* _WHAT NEEDS TO BE DONE_:
Would you copy out each line of the records below that includes the word "type"?

+===+

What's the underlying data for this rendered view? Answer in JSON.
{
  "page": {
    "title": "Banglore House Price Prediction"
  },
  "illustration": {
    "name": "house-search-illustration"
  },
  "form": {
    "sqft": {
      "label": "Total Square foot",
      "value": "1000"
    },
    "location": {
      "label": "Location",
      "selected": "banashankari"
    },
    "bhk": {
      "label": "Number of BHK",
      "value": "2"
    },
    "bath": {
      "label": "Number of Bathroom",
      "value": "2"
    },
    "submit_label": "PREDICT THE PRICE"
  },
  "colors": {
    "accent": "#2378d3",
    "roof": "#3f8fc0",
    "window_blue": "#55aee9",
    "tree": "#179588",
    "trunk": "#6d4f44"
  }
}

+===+

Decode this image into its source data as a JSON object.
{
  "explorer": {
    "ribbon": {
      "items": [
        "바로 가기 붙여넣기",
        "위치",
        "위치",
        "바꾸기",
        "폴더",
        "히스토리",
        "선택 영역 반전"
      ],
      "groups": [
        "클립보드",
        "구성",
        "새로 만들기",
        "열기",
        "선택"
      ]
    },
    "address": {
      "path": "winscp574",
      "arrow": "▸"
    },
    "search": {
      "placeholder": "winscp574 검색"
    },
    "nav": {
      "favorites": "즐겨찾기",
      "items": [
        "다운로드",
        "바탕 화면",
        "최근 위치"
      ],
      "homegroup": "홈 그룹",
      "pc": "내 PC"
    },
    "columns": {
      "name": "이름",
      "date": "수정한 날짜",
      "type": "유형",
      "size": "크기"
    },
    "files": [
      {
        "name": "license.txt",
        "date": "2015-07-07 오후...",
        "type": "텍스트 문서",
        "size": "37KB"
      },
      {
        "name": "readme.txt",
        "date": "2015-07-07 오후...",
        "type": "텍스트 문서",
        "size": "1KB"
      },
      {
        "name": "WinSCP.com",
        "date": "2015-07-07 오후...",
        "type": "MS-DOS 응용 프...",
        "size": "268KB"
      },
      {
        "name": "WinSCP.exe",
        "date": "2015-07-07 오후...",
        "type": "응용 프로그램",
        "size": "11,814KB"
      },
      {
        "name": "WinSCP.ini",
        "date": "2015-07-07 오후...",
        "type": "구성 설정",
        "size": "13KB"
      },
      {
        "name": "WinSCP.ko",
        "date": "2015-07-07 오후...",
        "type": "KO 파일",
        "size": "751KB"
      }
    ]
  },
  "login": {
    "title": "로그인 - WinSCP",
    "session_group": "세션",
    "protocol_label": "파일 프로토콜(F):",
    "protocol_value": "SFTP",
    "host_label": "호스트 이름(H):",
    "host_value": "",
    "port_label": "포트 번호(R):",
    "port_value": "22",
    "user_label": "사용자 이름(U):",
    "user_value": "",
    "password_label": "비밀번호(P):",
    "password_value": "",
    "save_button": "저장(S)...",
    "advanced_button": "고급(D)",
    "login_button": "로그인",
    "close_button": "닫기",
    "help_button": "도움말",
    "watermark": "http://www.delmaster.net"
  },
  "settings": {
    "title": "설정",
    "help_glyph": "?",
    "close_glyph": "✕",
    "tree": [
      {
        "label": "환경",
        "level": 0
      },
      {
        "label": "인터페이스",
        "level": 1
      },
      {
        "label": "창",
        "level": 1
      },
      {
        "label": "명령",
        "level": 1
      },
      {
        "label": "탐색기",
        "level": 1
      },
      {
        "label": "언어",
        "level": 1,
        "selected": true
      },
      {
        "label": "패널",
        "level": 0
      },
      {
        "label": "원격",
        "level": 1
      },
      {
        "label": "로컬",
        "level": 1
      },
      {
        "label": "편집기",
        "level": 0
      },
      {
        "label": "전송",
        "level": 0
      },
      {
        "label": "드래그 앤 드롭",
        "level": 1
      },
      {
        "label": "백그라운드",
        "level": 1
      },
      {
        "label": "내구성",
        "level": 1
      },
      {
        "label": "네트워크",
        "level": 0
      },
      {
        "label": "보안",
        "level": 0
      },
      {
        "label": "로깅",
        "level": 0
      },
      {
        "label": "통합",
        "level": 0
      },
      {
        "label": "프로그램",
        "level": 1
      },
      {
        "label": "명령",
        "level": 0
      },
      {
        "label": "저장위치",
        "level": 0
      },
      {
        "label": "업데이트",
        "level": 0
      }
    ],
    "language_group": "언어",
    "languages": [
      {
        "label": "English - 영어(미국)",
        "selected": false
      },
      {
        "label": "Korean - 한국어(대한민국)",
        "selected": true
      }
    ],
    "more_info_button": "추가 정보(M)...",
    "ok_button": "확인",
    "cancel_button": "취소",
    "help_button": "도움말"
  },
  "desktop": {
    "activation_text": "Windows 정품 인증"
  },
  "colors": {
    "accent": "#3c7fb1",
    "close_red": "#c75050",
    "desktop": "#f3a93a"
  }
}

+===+

* _RESULT OF THIS TASK_:
      "type": "유형",
        "type": "텍스트 문서",
        "type": "텍스트 문서",
        "type": "MS-DOS 응용 프...",
        "type": "응용 프로그램",
        "type": "구성 설정",
        "type": "KO 파일",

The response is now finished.